One of the concepts that stuck with me was the metaphor of “getting the right people on the bus” Collins uses. For those who haven’t read or need a refresher, Collins uses the metaphor of a bus to symbolize your company. There are seats for your employees and the point is to get the right people in the right seats. Sometimes that means shifting people around, sometimes that means getting new people on the bus, and sometimes, unfortunately, it means getting the wrong people off the bus. It’s more about the people on the bus than the direction it’s going; if you have the right people, the direction will follow.
It’s all about the people.
Which reminded me of a quote from Ed Catmull, one of the speakers at this year’s Leadercast. In his book, Creativity, Inc. Catmull outlines the lessons he has learned while leading Pixar over the years. One of the consistent refrains you hear in every chapter as it relates to Pixar’s success is it’s about people… people, people, people.

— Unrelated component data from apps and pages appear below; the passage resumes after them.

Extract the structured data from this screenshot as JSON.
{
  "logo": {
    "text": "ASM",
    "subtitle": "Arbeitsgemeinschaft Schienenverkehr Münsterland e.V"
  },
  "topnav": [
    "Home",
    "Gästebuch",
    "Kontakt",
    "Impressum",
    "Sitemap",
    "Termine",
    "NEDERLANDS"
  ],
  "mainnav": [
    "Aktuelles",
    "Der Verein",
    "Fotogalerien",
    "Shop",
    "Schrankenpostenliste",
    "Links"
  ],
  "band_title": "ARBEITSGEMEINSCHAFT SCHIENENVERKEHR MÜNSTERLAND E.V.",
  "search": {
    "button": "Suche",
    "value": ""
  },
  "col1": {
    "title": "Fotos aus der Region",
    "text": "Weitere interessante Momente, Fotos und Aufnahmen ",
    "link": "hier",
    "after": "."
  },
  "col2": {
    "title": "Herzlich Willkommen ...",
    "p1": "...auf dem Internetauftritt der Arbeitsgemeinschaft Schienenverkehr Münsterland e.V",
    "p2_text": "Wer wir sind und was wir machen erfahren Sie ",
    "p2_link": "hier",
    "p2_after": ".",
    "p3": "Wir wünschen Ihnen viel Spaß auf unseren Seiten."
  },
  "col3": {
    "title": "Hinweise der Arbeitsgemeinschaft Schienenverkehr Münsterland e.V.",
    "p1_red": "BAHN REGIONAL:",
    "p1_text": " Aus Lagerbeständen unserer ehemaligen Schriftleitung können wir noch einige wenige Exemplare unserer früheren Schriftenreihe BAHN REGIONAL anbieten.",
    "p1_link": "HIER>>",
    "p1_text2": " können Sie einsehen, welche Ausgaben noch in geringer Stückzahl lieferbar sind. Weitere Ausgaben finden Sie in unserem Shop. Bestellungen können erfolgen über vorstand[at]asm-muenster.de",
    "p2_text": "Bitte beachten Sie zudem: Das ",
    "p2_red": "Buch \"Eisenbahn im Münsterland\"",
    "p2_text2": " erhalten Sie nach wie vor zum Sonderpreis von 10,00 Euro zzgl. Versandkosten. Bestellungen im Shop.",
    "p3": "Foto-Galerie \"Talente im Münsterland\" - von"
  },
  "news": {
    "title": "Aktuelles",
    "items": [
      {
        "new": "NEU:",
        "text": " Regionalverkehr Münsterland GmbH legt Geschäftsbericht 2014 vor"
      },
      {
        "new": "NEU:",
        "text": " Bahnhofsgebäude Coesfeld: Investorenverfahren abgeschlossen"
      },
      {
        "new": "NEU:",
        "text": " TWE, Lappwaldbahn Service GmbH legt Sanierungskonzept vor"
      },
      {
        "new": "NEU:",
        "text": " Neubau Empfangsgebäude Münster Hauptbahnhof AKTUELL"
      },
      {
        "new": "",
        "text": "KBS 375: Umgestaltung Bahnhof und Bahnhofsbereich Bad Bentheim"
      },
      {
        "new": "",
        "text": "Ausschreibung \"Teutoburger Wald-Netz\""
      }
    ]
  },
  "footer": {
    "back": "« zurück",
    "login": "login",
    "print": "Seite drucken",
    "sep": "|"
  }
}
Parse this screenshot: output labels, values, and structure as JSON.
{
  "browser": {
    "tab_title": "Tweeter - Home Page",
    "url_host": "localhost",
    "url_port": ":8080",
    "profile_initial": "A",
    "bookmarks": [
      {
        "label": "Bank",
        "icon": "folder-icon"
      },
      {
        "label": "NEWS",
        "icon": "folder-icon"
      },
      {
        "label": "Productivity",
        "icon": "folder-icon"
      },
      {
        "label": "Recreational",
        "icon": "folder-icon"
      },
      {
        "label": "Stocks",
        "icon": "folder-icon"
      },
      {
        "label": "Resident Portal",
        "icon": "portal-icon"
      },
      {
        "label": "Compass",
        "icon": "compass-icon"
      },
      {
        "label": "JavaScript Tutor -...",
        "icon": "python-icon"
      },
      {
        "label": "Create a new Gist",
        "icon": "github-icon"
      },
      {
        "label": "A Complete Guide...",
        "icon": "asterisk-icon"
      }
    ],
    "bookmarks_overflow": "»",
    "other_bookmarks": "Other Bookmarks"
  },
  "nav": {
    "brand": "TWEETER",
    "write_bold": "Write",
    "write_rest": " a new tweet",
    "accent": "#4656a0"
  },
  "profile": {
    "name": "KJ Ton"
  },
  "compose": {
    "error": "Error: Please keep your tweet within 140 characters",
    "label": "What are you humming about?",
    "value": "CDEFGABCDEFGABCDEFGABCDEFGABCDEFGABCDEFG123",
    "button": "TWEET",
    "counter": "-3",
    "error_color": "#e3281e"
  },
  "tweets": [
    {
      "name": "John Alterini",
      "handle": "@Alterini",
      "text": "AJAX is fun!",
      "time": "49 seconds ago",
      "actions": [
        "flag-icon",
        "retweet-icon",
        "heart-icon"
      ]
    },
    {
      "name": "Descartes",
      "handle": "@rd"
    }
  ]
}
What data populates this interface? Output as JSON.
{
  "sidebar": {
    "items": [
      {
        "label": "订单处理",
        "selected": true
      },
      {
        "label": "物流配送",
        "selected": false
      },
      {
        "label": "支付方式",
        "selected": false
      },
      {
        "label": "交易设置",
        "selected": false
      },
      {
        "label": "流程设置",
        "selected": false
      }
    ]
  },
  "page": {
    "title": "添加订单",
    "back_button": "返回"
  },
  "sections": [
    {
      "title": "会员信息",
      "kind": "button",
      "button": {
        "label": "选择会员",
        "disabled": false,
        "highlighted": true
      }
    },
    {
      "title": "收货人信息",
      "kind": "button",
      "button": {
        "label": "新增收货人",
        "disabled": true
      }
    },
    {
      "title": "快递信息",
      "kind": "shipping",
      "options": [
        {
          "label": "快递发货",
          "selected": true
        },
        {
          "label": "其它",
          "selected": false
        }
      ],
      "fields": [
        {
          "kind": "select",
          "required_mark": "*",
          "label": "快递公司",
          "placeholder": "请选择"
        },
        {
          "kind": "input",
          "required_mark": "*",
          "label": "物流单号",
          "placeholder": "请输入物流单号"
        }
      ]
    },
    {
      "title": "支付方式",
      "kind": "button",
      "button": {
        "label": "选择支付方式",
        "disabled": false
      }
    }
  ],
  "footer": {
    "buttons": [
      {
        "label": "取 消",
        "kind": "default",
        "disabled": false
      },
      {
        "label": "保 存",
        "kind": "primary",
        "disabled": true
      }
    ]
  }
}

“Find, develop, and support good people,
and they in turn will find, develop, and own good ideas.”
Ed Catmull, Creativity, Inc.
The right people first, then everything else—ideas, strategy, creativity, direction—follows.
But what happens next?
What happens when you think you have the right people on the bus? What happens as a leader then?
I think there are three key insights you have to keep in the forefront when you’re leading a team and trying to make sure people are at the center of what you are doing:
Delegate Authority, Not Tasks - Allow your team the right amount of autonomy and authority to make decisions. No team wants to be micromanaged, plus it allows you to do what you’re best at right now. If your aim is to build leaders, delegate authority; if you want followers, delegate tasks.
Who do you need to delegate authority to this week? How can I reframe task-delegation into authority-delegation?
Trust Your Team - If you’ve assembled the right people on the bus, they should be better than you at making decisions and executing. Trust them, their expertise, and their intuition. That doesn’t mean blindly go along with whatever they say or give them free reign, but lean into their strengths and trust them where they are the best.
How can you show your team you trust them more this week? What decision-making authority can I give up in order to empower someone else?
Do What Only You Can Do - When you delegate authority and trust your team, you are freed up to do only what you can do. This doesn’t mean less work on you, it means more focused work on the things you are specifically wired to do. Because others are working from their strengths and are empowered to make and execute decisions, you can lead them better than if you attention was divided across so many other things.
What is the one thing only I can do that I need to focus on? What can someone else do better than me that I can delegate?
If these three concepts become part of you culture, I think you’ll be surprised at how much more your company becomes about the people and how well your people respond to it.